Data for processing Start Marker
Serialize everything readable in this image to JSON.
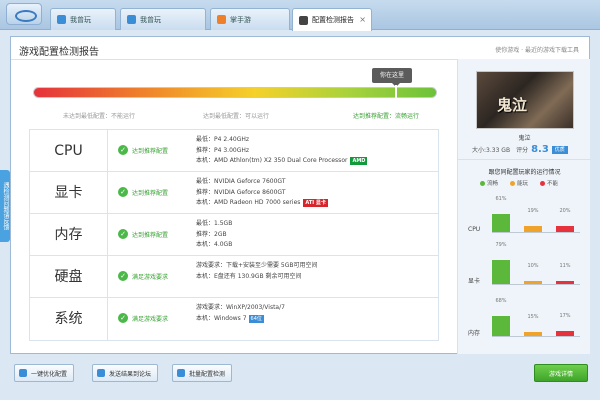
{
  "tabs": [
    {
      "label": "我曾玩",
      "color": "#3a8ed8",
      "active": false
    },
    {
      "label": "我曾玩",
      "color": "#3a8ed8",
      "active": false
    },
    {
      "label": "掌手游",
      "color": "#f07f2a",
      "active": false
    },
    {
      "label": "配置检测报告",
      "color": "#444444",
      "active": true
    }
  ],
  "report": {
    "title": "游戏配置检测报告",
    "top_right": "使你游戏 · 最近的游戏下载工具",
    "meter_knob": "你在这里",
    "meter_level_percent": 90,
    "meter_labels": [
      "未达到最低配置：不能运行",
      "达到最低配置：可以运行",
      "达到推荐配置：流畅运行"
    ]
  },
  "hardware": [
    {
      "name": "CPU",
      "status": "达到推荐配置",
      "specs": [
        "最低：P4 2.40GHz",
        "推荐：P4 3.00GHz",
        "本机：AMD Athlon(tm) X2 350 Dual Core Processor"
      ],
      "badge": "AMD",
      "badge_type": "amd"
    },
    {
      "name": "显卡",
      "status": "达到推荐配置",
      "specs": [
        "最低：NVIDIA Geforce 7600GT",
        "推荐：NVIDIA Geforce 8600GT",
        "本机：AMD Radeon HD 7000 series"
      ],
      "badge": "ATI 显卡",
      "badge_type": "ati"
    },
    {
      "name": "内存",
      "status": "达到推荐配置",
      "specs": [
        "最低：1.5GB",
        "推荐：2GB",
        "本机：4.0GB"
      ],
      "badge": "",
      "badge_type": ""
    },
    {
      "name": "硬盘",
      "status": "满足游戏要求",
      "specs": [
        "游戏要求：下载+安装至少需要 5GB可用空间",
        "本机：E盘还有 130.9GB 剩余可用空间"
      ],
      "badge": "",
      "badge_type": ""
    },
    {
      "name": "系统",
      "status": "满足游戏要求",
      "specs": [
        "游戏要求：WinXP/2003/Vista/7",
        "本机：Windows 7"
      ],
      "badge": "64位",
      "badge_type": "w7"
    }
  ],
  "game": {
    "image_title": "鬼泣",
    "name": "鬼泣",
    "size": "大小:3.33 GB",
    "rating_label": "评分",
    "score": "8.3",
    "score_badge": "优质"
  },
  "side": {
    "title": "跟您同配置玩家的运行情况",
    "legend": [
      {
        "label": "流畅",
        "color": "#5cb83a"
      },
      {
        "label": "能玩",
        "color": "#f0a32a"
      },
      {
        "label": "不能",
        "color": "#e5323c"
      }
    ],
    "rows": [
      {
        "label": "CPU",
        "values": [
          61,
          19,
          20
        ]
      },
      {
        "label": "显卡",
        "values": [
          79,
          10,
          11
        ]
      },
      {
        "label": "内存",
        "values": [
          68,
          15,
          17
        ]
      }
    ],
    "row_pct_labels": [
      [
        "61%",
        "19%",
        "20%"
      ],
      [
        "79%",
        "10%",
        "11%"
      ],
      [
        "68%",
        "15%",
        "17%"
      ]
    ]
  },
  "float_tab": "遇检测问题请反馈",
  "bottom_buttons": [
    "一键优化配置",
    "发送结果到论坛",
    "批量配置检测"
  ],
  "bottom_green": "游戏详情"
}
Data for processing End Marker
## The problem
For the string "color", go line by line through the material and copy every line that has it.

## Problem solution
      "color": "#3a8ed8",
      "color": "#3a8ed8",
      "color": "#f07f2a",
      "color": "#444444",
        "color": "#5cb83a"
        "color": "#f0a32a"
        "color": "#e5323c"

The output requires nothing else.